YOUR GOAL:
Show the lines of the material that contain the word "really".

RECORDS SUPPLIED:
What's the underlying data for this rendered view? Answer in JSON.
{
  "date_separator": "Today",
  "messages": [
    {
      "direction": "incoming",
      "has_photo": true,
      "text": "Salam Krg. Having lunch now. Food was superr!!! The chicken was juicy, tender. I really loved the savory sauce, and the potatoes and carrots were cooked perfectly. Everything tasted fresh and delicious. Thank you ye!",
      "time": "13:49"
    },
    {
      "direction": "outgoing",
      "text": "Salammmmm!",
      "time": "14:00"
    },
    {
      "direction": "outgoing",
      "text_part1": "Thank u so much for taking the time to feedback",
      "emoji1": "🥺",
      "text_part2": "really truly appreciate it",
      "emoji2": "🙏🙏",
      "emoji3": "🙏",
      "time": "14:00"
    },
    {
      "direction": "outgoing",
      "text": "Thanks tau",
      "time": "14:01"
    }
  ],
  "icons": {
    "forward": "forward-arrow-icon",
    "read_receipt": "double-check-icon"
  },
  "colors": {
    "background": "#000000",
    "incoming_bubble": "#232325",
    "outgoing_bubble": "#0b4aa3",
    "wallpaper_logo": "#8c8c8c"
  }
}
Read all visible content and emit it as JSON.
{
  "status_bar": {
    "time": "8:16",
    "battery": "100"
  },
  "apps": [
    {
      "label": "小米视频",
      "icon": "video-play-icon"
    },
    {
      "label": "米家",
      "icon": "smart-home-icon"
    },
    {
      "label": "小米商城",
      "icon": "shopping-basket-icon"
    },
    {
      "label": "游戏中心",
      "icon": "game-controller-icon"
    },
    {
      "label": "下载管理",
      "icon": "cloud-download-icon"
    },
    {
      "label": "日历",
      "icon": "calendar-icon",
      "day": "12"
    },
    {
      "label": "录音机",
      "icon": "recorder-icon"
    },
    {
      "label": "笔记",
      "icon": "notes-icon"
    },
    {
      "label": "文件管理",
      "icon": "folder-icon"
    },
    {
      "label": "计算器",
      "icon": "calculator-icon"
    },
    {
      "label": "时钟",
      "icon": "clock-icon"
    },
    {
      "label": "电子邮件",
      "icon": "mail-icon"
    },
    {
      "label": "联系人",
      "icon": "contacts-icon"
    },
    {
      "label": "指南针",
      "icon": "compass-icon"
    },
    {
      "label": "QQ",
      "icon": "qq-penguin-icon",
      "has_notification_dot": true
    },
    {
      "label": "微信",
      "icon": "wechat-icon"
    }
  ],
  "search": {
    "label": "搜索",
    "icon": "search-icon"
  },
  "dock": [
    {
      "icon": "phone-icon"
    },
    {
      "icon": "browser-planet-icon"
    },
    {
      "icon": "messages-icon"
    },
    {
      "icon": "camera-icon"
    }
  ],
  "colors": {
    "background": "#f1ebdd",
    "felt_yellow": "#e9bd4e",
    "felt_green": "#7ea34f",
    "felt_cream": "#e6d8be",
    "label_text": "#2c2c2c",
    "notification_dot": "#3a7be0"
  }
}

RESULT FOR THIS EXERCISE:
      "text": "Salam Krg. Having lunch now. Food was superr!!! The chicken was juicy, tender. I really loved the savory sauce, and the potatoes and carrots were cooked perfectly. Everything tasted fresh and delicious. Thank you ye!",
      "text_part2": "really truly appreciate it",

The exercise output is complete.